### Records for the exercise ###

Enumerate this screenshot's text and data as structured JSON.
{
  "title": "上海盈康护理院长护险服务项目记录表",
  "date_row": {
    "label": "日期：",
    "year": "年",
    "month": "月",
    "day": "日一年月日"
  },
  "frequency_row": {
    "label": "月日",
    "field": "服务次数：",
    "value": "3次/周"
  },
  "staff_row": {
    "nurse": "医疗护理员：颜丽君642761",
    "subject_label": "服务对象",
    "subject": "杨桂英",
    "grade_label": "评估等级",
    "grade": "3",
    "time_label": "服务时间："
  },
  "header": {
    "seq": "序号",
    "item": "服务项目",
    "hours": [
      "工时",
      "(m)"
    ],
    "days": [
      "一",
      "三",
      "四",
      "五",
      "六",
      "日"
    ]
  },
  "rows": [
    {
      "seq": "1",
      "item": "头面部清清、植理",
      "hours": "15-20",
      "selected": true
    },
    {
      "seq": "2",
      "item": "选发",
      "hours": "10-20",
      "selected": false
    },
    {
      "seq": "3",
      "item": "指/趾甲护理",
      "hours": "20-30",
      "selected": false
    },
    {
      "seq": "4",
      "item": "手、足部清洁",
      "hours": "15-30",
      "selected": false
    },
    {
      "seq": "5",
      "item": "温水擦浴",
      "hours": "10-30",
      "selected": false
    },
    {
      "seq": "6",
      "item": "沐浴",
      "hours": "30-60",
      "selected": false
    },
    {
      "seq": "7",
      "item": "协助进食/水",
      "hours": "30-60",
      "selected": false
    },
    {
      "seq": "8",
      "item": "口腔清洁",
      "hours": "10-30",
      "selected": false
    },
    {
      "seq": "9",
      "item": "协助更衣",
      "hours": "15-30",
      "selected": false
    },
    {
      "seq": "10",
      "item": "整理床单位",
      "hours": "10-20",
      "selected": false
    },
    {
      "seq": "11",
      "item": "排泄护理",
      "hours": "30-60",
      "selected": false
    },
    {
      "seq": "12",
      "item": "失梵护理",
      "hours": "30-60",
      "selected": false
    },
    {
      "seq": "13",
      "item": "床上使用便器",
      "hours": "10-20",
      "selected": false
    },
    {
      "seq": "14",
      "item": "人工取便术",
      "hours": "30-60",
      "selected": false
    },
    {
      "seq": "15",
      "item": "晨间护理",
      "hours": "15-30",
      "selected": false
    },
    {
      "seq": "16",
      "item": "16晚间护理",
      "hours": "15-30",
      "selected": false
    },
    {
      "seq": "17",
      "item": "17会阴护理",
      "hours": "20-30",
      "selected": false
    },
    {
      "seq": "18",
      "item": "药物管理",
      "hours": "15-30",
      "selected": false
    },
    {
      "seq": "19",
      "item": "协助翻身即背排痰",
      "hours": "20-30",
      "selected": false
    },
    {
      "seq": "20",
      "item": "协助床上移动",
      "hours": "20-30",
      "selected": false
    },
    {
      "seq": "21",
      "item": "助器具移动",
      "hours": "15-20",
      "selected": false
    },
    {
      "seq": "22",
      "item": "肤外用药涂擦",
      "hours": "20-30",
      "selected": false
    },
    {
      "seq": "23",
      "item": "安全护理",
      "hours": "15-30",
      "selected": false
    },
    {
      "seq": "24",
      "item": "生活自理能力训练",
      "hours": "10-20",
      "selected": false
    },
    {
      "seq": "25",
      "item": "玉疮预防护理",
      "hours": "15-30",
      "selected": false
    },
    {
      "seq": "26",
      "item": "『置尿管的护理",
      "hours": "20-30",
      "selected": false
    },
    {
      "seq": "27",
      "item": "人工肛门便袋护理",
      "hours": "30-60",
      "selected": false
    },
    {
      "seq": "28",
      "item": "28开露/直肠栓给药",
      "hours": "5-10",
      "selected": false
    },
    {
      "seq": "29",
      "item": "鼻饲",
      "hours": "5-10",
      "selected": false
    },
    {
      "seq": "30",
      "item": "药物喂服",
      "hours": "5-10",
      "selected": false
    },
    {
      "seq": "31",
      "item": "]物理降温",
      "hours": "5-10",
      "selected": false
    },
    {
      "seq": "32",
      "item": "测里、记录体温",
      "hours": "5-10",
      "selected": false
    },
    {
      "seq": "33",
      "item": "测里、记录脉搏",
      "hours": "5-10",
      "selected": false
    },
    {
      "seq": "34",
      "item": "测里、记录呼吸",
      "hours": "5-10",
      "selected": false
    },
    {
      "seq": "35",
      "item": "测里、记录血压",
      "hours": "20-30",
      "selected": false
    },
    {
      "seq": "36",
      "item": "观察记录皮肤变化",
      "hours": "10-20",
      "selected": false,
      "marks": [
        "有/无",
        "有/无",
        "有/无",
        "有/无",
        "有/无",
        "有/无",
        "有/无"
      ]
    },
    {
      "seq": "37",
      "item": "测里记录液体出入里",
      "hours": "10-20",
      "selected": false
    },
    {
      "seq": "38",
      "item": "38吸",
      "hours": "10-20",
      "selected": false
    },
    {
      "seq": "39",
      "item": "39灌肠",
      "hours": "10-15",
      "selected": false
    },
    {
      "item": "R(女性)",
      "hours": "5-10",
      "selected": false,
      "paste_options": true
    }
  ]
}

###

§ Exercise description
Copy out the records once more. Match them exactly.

§ Finished exercise
Enumerate this screenshot's text and data as structured JSON.
{
  "title": "上海盈康护理院长护险服务项目记录表",
  "date_row": {
    "label": "日期：",
    "year": "年",
    "month": "月",
    "day": "日一年月日"
  },
  "frequency_row": {
    "label": "月日",
    "field": "服务次数：",
    "value": "3次/周"
  },
  "staff_row": {
    "nurse": "医疗护理员：颜丽君642761",
    "subject_label": "服务对象",
    "subject": "杨桂英",
    "grade_label": "评估等级",
    "grade": "3",
    "time_label": "服务时间："
  },
  "header": {
    "seq": "序号",
    "item": "服务项目",
    "hours": [
      "工时",
      "(m)"
    ],
    "days": [
      "一",
      "三",
      "四",
      "五",
      "六",
      "日"
    ]
  },
  "rows": [
    {
      "seq": "1",
      "item": "头面部清清、植理",
      "hours": "15-20",
      "selected": true
    },
    {
      "seq": "2",
      "item": "选发",
      "hours": "10-20",
      "selected": false
    },
    {
      "seq": "3",
      "item": "指/趾甲护理",
      "hours": "20-30",
      "selected": false
    },
    {
      "seq": "4",
      "item": "手、足部清洁",
      "hours": "15-30",
      "selected": false
    },
    {
      "seq": "5",
      "item": "温水擦浴",
      "hours": "10-30",
      "selected": false
    },
    {
      "seq": "6",
      "item": "沐浴",
      "hours": "30-60",
      "selected": false
    },
    {
      "seq": "7",
      "item": "协助进食/水",
      "hours": "30-60",
      "selected": false
    },
    {
      "seq": "8",
      "item": "口腔清洁",
      "hours": "10-30",
      "selected": false
    },
    {
      "seq": "9",
      "item": "协助更衣",
      "hours": "15-30",
      "selected": false
    },
    {
      "seq": "10",
      "item": "整理床单位",
      "hours": "10-20",
      "selected": false
    },
    {
      "seq": "11",
      "item": "排泄护理",
      "hours": "30-60",
      "selected": false
    },
    {
      "seq": "12",
      "item": "失梵护理",
      "hours": "30-60",
      "selected": false
    },
    {
      "seq": "13",
      "item": "床上使用便器",
      "hours": "10-20",
      "selected": false
    },
    {
      "seq": "14",
      "item": "人工取便术",
      "hours": "30-60",
      "selected": false
    },
    {
      "seq": "15",
      "item": "晨间护理",
      "hours": "15-30",
      "selected": false
    },
    {
      "seq": "16",
      "item": "16晚间护理",
      "hours": "15-30",
      "selected": false
    },
    {
      "seq": "17",
      "item": "17会阴护理",
      "hours": "20-30",
      "selected": false
    },
    {
      "seq": "18",
      "item": "药物管理",
      "hours": "15-30",
      "selected": false
    },
    {
      "seq": "19",
      "item": "协助翻身即背排痰",
      "hours": "20-30",
      "selected": false
    },
    {
      "seq": "20",
      "item": "协助床上移动",
      "hours": "20-30",
      "selected": false
    },
    {
      "seq": "21",
      "item": "助器具移动",
      "hours": "15-20",
      "selected": false
    },
    {
      "seq": "22",
      "item": "肤外用药涂擦",
      "hours": "20-30",
      "selected": false
    },
    {
      "seq": "23",
      "item": "安全护理",
      "hours": "15-30",
      "selected": false
    },
    {
      "seq": "24",
      "item": "生活自理能力训练",
      "hours": "10-20",
      "selected": false
    },
    {
      "seq": "25",
      "item": "玉疮预防护理",
      "hours": "15-30",
      "selected": false
    },
    {
      "seq": "26",
      "item": "『置尿管的护理",
      "hours": "20-30",
      "selected": false
    },
    {
      "seq": "27",
      "item": "人工肛门便袋护理",
      "hours": "30-60",
      "selected": false
    },
    {
      "seq": "28",
      "item": "28开露/直肠栓给药",
      "hours": "5-10",
      "selected": false
    },
    {
      "seq": "29",
      "item": "鼻饲",
      "hours": "5-10",
      "selected": false
    },
    {
      "seq": "30",
      "item": "药物喂服",
      "hours": "5-10",
      "selected": false
    },
    {
      "seq": "31",
      "item": "]物理降温",
      "hours": "5-10",
      "selected": false
    },
    {
      "seq": "32",
      "item": "测里、记录体温",
      "hours": "5-10",
      "selected": false
    },
    {
      "seq": "33",
      "item": "测里、记录脉搏",
      "hours": "5-10",
      "selected": false
    },
    {
      "seq": "34",
      "item": "测里、记录呼吸",
      "hours": "5-10",
      "selected": false
    },
    {
      "seq": "35",
      "item": "测里、记录血压",
      "hours": "20-30",
      "selected": false
    },
    {
      "seq": "36",
      "item": "观察记录皮肤变化",
      "hours": "10-20",
      "selected": false,
      "marks": [
        "有/无",
        "有/无",
        "有/无",
        "有/无",
        "有/无",
        "有/无",
        "有/无"
      ]
    },
    {
      "seq": "37",
      "item": "测里记录液体出入里",
      "hours": "10-20",
      "selected": false
    },
    {
      "seq": "38",
      "item": "38吸",
      "hours": "10-20",
      "selected": false
    },
    {
      "seq": "39",
      "item": "39灌肠",
      "hours": "10-15",
      "selected": false
    },
    {
      "item": "R(女性)",
      "hours": "5-10",
      "selected": false,
      "paste_options": true
    }
  ]
}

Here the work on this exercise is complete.